The proposed stretch had been controversial locally for not making use of an intermittent ferry service, but instead routing the main path around Christchurch harbour, which included making use of an existing right of way on the quayside, adjacent to residential homes. That alignment created “coastal margin” – giving rights to the public to use private land for what is referred to as ‘spreading room’. While the land was already registered common, it abutted residential premises – and was used in connection with them – so was “excepted land” under the Countryside and Rights of Way Act 2000.
The claimant, a local resident, complained that the Secretary of State misunderstood the existing position and/or failed to give legally adequate reasons for the decision. The Secretary of State conceded that the reasoning was legally inadequate.
The legal framework for the creation of the ECP under the Marine and Coastal Access Act 2009 is novel and relatively complex. It seeks to strike a balance between the public interest in creating a new long-distance route around the English coast and the private interest of landowners over whose land the route is created (without financial compensation). This matter highlights the importance of that balance being fairly struck, and properly reasoned.

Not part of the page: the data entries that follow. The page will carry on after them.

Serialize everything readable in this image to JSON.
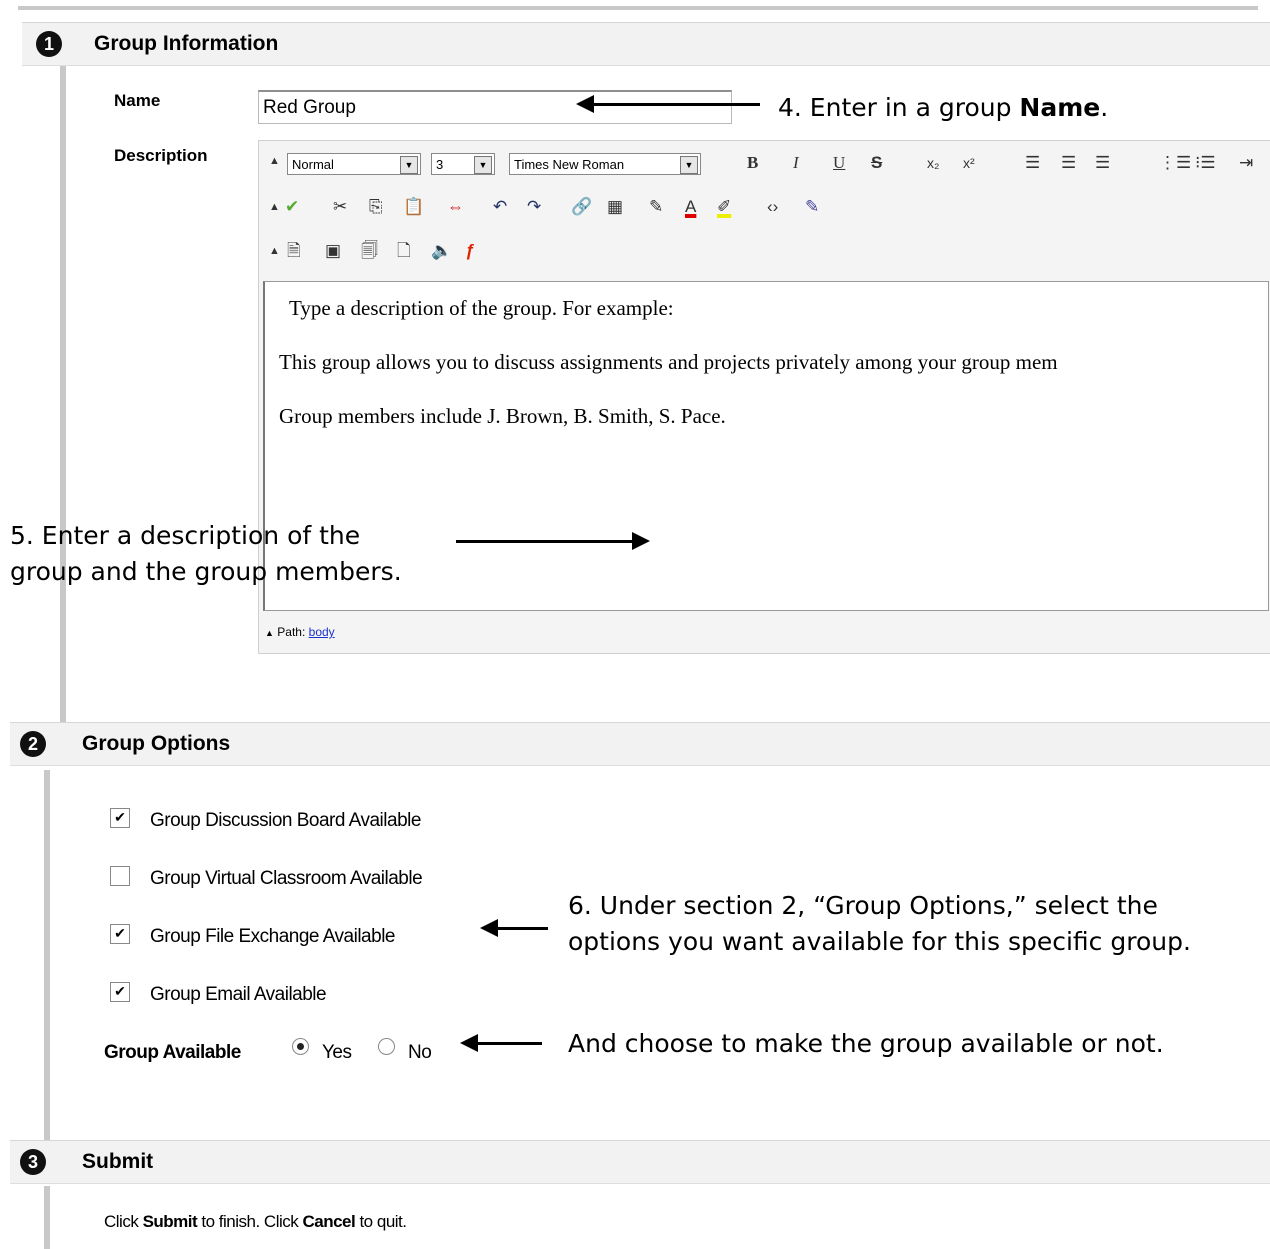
{
  "sections": [
    {
      "number": "1",
      "title": "Group Information"
    },
    {
      "number": "2",
      "title": "Group Options"
    },
    {
      "number": "3",
      "title": "Submit"
    }
  ],
  "group_info": {
    "name_label": "Name",
    "name_value": "Red Group",
    "description_label": "Description"
  },
  "editor": {
    "format_select": "Normal",
    "size_select": "3",
    "font_select": "Times New Roman",
    "content": [
      "Type a description of the group.  For example:",
      "This group allows you to discuss assignments and projects privately among your group mem",
      "Group members include J. Brown, B. Smith, S. Pace."
    ],
    "path_label": "Path:",
    "path_link": "body"
  },
  "options": [
    {
      "label": "Group Discussion Board Available",
      "checked": true
    },
    {
      "label": "Group Virtual Classroom Available",
      "checked": false
    },
    {
      "label": "Group File Exchange Available",
      "checked": true
    },
    {
      "label": "Group Email Available",
      "checked": true
    }
  ],
  "availability": {
    "label": "Group Available",
    "yes": "Yes",
    "no": "No",
    "selected": "Yes"
  },
  "submit": {
    "text_pre": "Click ",
    "submit_word": "Submit",
    "text_mid": " to finish. Click ",
    "cancel_word": "Cancel",
    "text_post": " to quit."
  },
  "annotations": {
    "step4_pre": "4. Enter in a group ",
    "step4_bold": "Name",
    "step4_post": ".",
    "step5_line1": "5. Enter a description of the",
    "step5_line2": "group and the group members.",
    "step6_line1": "6. Under section 2, “Group Options,” select the",
    "step6_line2": "options you want available for this specific group.",
    "step7": "And choose to make the group available or not."
  }
}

Ned Westaway acted for the claimant, Mr Mark Facer, instructed by Kate Stewart of Lester Aldridge LLP